Foal sale figures show breeders must act
Foal crops increased in size this year, but demand has faltered
PICTURE: Edward Whitaker Foal sale figures show matings must drop By James Thomas 4:44PM 19 NOV 2016
GOFFS gained headline prices at its November Foal Sale on Thursday, helped in no small part by the much-anticipated Wildenstein Stables dispersal.
But the bigger picture from the five days of trade was more bleak. Key market indicators all showed substantial declines, as turnover dropped 22 per cent to €20,048,350, the average was down ten per cent to €28,888 and the median showed a decline of 17 per cent to €15,000.
The most worrying figure, however, was the clearance rate, which stood at just 67 per cent, with only 694 of the 1,041 foals offered throughout the five sessions finding a new home. In other words, 347 foals failed to sell.
A stark illustration of the fall in demand was the fact there were just 16 fewer lots offered at Goffs this week than last year. And yet the number of foals sold plummeted from 810 to that figure of 694.
That follows on from the Tattersalls Ireland Flat Foal and Breeding Stock Sale, a new addition to the sales calendar for 2016, which offered 112 Flat foals but sold just 67 of them for a clearance rate of 60 per cent.

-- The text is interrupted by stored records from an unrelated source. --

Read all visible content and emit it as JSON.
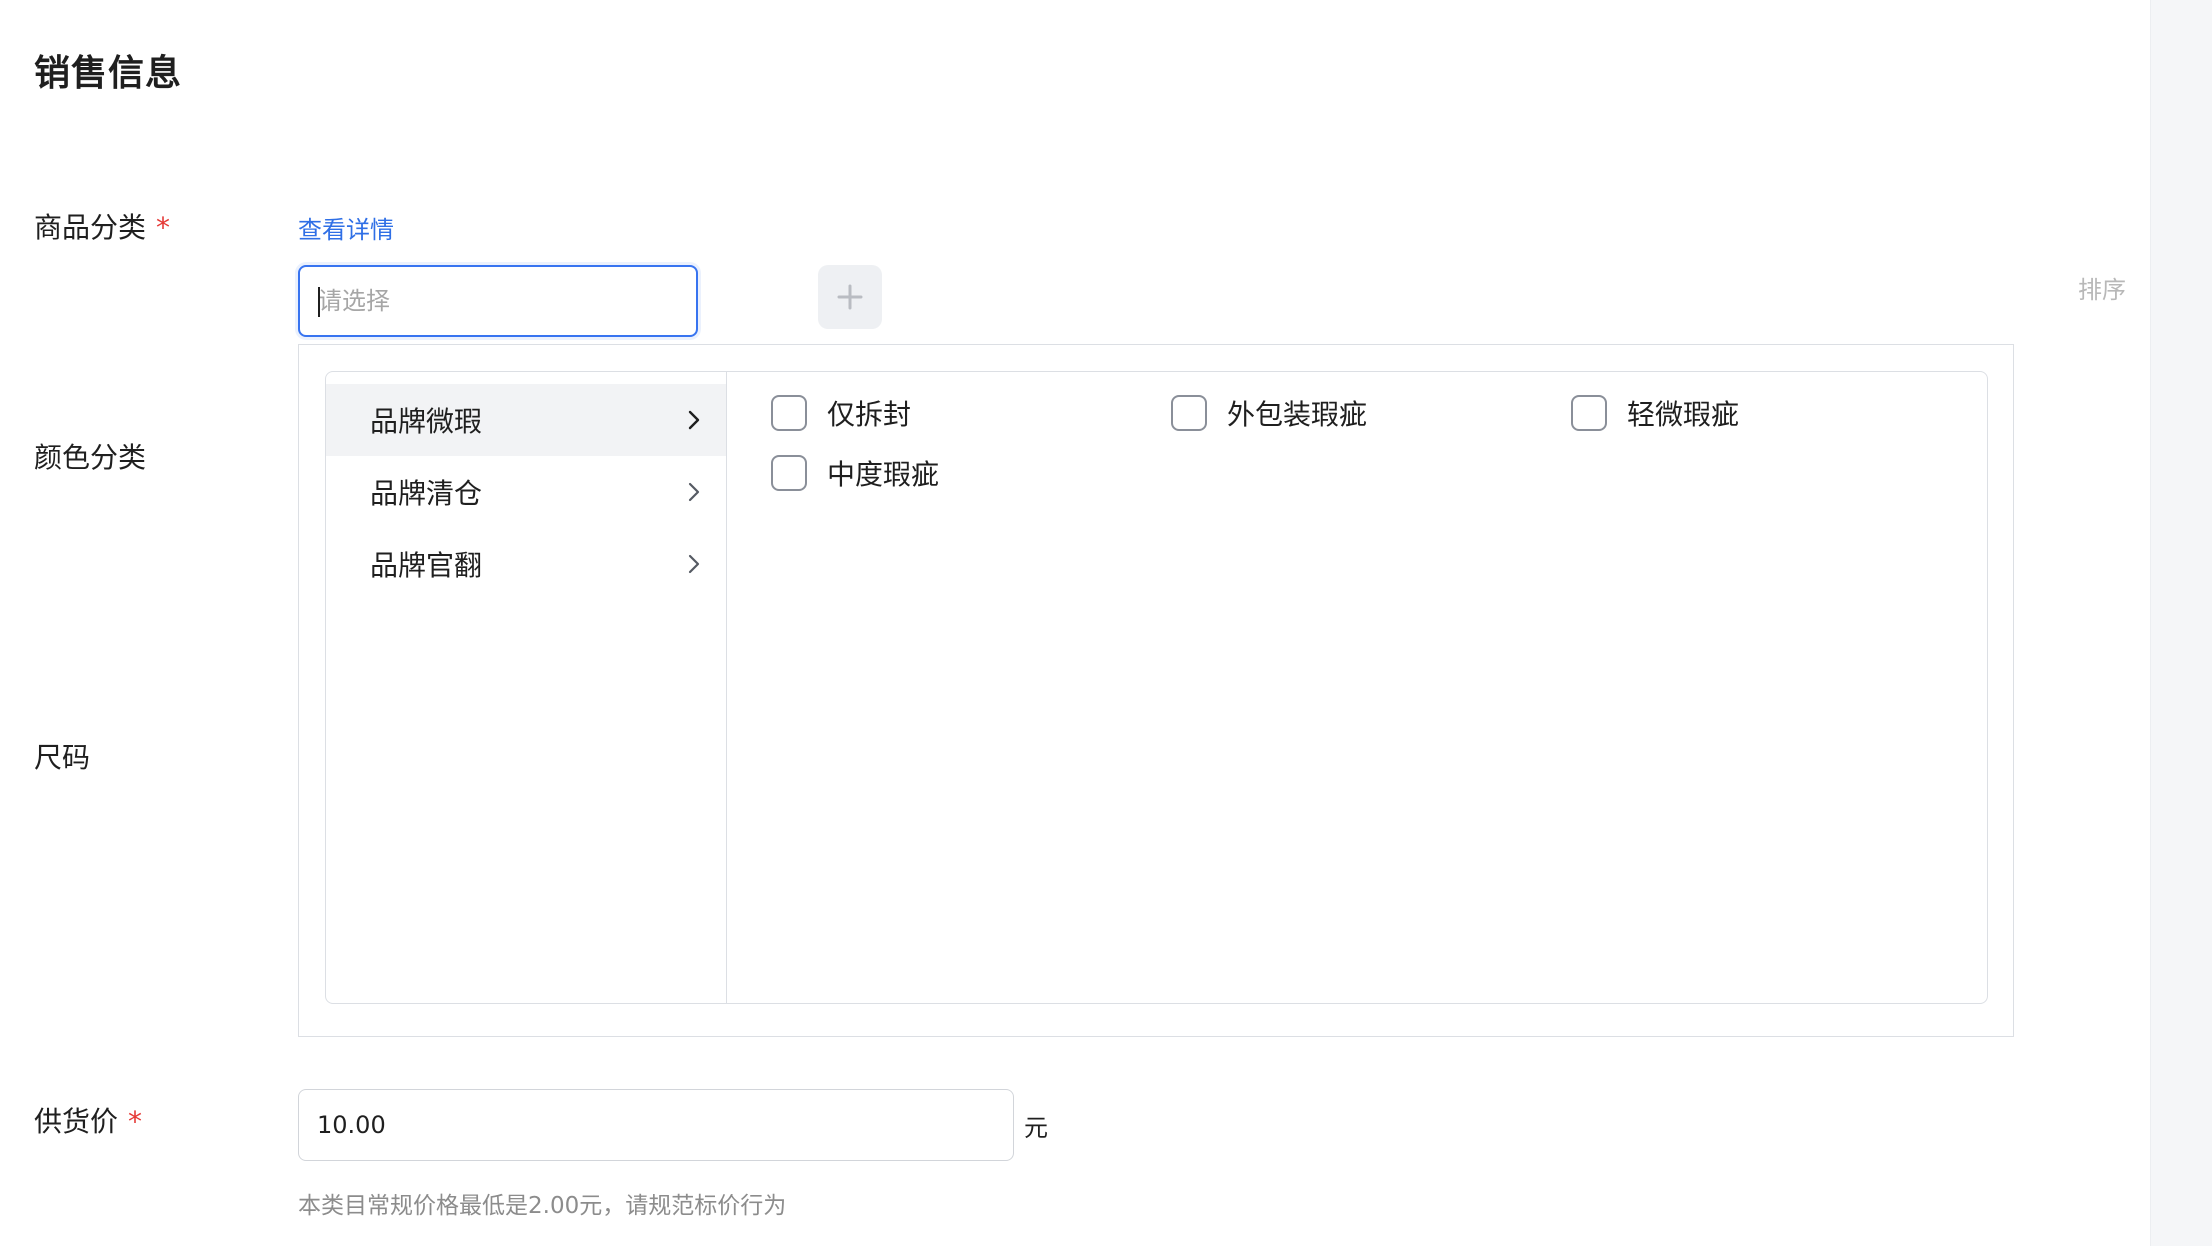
{
  "section": {
    "title": "销售信息"
  },
  "fields": {
    "category": {
      "label": "商品分类",
      "required_mark": "*",
      "detail_link": "查看详情",
      "placeholder": "请选择"
    },
    "color": {
      "label": "颜色分类"
    },
    "size": {
      "label": "尺码"
    },
    "supply_price": {
      "label": "供货价",
      "required_mark": "*",
      "value": "10.00",
      "unit": "元",
      "hint": "本类目常规价格最低是2.00元，请规范标价行为"
    }
  },
  "toolbar": {
    "add_icon": "plus-icon",
    "sort_label": "排序"
  },
  "cascader": {
    "categories": [
      {
        "label": "品牌微瑕",
        "icon": "chevron-right-icon",
        "active": true
      },
      {
        "label": "品牌清仓",
        "icon": "chevron-right-icon",
        "active": false
      },
      {
        "label": "品牌官翻",
        "icon": "chevron-right-icon",
        "active": false
      }
    ],
    "options": [
      {
        "label": "仅拆封",
        "checked": false
      },
      {
        "label": "外包装瑕疵",
        "checked": false
      },
      {
        "label": "轻微瑕疵",
        "checked": false
      },
      {
        "label": "中度瑕疵",
        "checked": false
      }
    ]
  },
  "colors": {
    "accent": "#3874f0",
    "link": "#2f6fe6",
    "required": "#e53935"
  }
}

So, across the first two foal sales of 2016 alone, 392 lots have not found a buyer.
This is in a year when the foal crop in Britain and Ireland has grown by six per cent to 13,389.
At least as they are foals there will be more time for potential resale; several may have found purchasers away from the sales ring already. But with prices and clearance rates down, many vendors of foals are certain to have taken a significant financial hit.
It is to be hoped that breeders who failed to sell are willing and able to race their own stock themselves and have not bred purely with the sales ring in mind.
The time lag between the decision being taken to breed and horses reaching the market is likely to leave breeders vulnerable to the boom-and-bust nature of the bloodstock industry to some degree.
But with a whole host of new stallions entering the market in 2017 at commercial prices, breeders should heed the warning signs and not be tempted to have another roll of the dice.
Demand for the number of foals breeders have produced in recent years is simply not there.